Apartment Fiction by Pyun Hye Young

A large proportion of homes in Seoul are in multipurpose residential compounds called apartment complexes. Following the construction of a large complex in 1964 of a similar design to those of the present day, apartment complexes have expanded and been built all throughout the city. The first modern apartments built with the concept of being a complex were in a district of Seoul called Mapo, which is also where I currently live.

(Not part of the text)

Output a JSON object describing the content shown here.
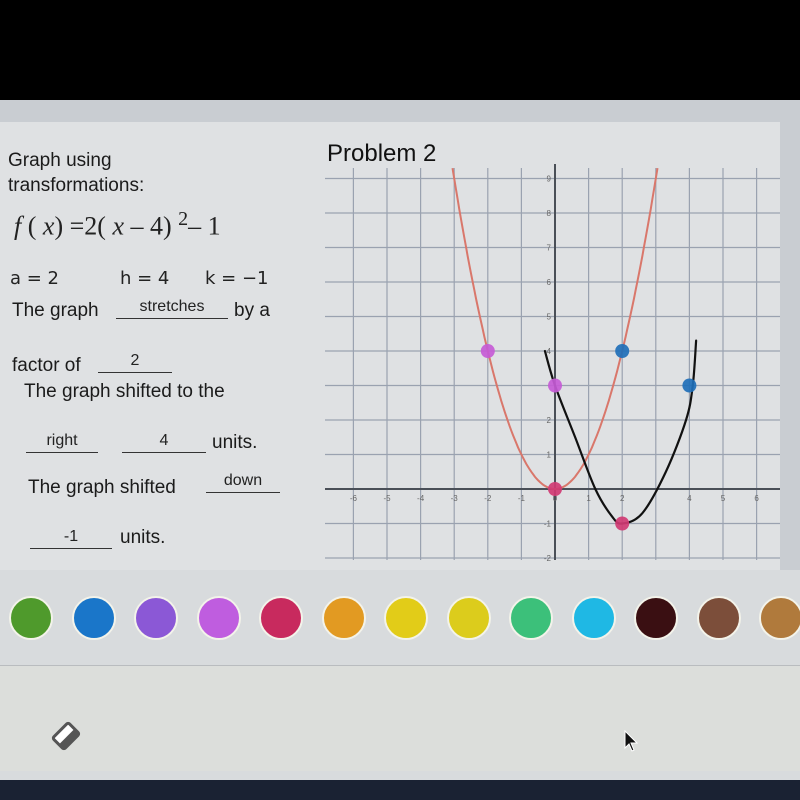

     When I have to introduce the writer “Pyun Hye Young” to people, sometimes I want to begin by talking about this. What I mean is to point out that, in 1964 in the neighborhood where I now live, a multipurpose residential complex was built with an odd appearance, completely out of keeping with other forms of residential buildings in Seoul at the time. It was seen by some as a revolutionary means of solving the problem of overcrowding and lack of housing, but on the whole it had to withstand criticism from the perspective of aesthetics and popular sentiment.

     Now there is no trace of the first apartment complex which once stood in Mapo—those apartments were demolished and replaced—but the whole area, aside from a few small exceptions, is piled high with apartments. Quite fittingly, I have been living close to where that first apartment complex, Mapo Apartments, once stood for over a decade now.

On top of that, I find myself wanting to tell people that I was born in Seoul and lived in Seoul the entire time was growing up. In fact, I have never spent more than two months away from the city; the longest holiday I’ve ever been on was two months.

     Of course, I usually choose to talk instead about things like when I first started to write novels and what kinds of books I have had published. It’s a far clearer way to explain myself as a writer than talking about how I was born in Seoul and have lived all my life in apartment complexes.

In truth, I do occasionally bring up the topics of Seoul and apartments first. In which case, I frequently make a mess of trying to explain “the novelist Pyun Hye Young” with such information. Having been born in Seoul and lived only in apartment complexes is, at least in South Korea, something completely unremarkable. There must be an overwhelmingly large number of just such people.

     Nevertheless, once in a while, the fact that I was born in Seoul, grew up in the city, lived in the multipurpose residential form of an apartment complex and have never lived outside the city for more than two months—this hardly a notable piece of information—seems hugely important to my work as a writer.

What influence has the city of Seoul and the architectural form of the apartment in which I have always lived had on my writing? I’m sure they have made their mark, but I don’t feel I can assert exactly what form that influence has taken. One thing that comes to mind is that most of my works are vaguely set in the city of Seoul, and are indebted to the form of space that is an apartment.

     Generally, the characters in my novels are office workers in the lined up skyscrapers of the city. They spend their everyday lives as office workers in a crowded chaos that puts them on edge making them exhausted, then when they leave the office they return to an apartment and fall asleep feeling at ease with their tranquil routine. It’s a city that they long to leave but in fact feel most at ease when within its spaces; a city with which they are disen...

Pyun Hye Young is an assistant professor of creative writing at Myongji University. She has received the Hyundae Literary Award, Yi Sang Literary Award, and Dongin Literary Award. The French edition of Aoi Garden (Dans l’antre d’Aoï Garden) was published by Decrescenzo éditeurs and Ashes and Red (Cendres et rouge) by Philippe Picquier. The Hole and Ashes and Red are forthcoming from Arcade Publishing in 2017.